Association members letterboxed their neighbourhoods and stood outside major railway stations during peak hours handing out information about the campaign. Former President of the Association Ian Ball and Treasurer Luke Hannon daringly hung banners across major highways to highlight the issue for commuters.

In their off-duty hours, Association members visited or wrote to local Members of Parliament explaining the ramifications of the legislation.

They wrote letters to local newspapers. They attended Association branch and district meetings, thus maintaining a coordinated approach and maximise pressure on the government. 

ON-AIR PROMISE

On 26 November 1996, Premier Bob Carr made a promise on 2UE radio. He said, “In March next year I say to Police, there will be a reinstatement of an appeal process that will meet their need for industrial fairness.”
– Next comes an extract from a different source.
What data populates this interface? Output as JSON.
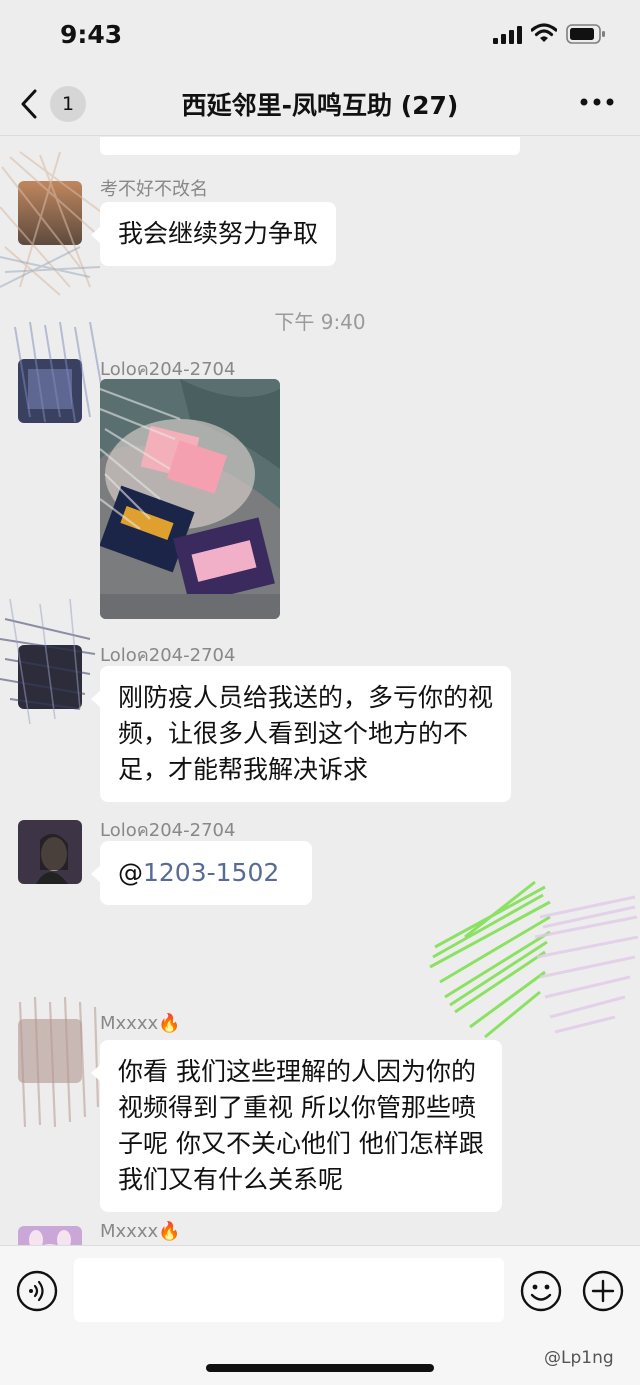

Whilst welcoming these comments, the Association continued its pressure on politicians while seeking legal advice as to the appropriate way to achieve its objective. The PANSW participated in further Royal Commission Round Table Conferences as well as the Minister’s Working Party.

Subsequently, a Ministerial Working Party on Appeal Rights produced a report for the Royal Commission, which formed the basis for the Police Service Amendment Bill. The Bill was passed unanimously by both houses. It became law on 27 June 1997 thereby granting all Police to access the Industrial Relations Commission on dismissal.

Mr Tunchon recalled, “From the day we lost our appeal rights until they were reinstated — just a little over six months— it was an outstanding achievement, given the climate.”

The campaign to restore appeal rights was a tumultuous chapter in our history, which unified members of the Association and ultimately left it in a stronger position.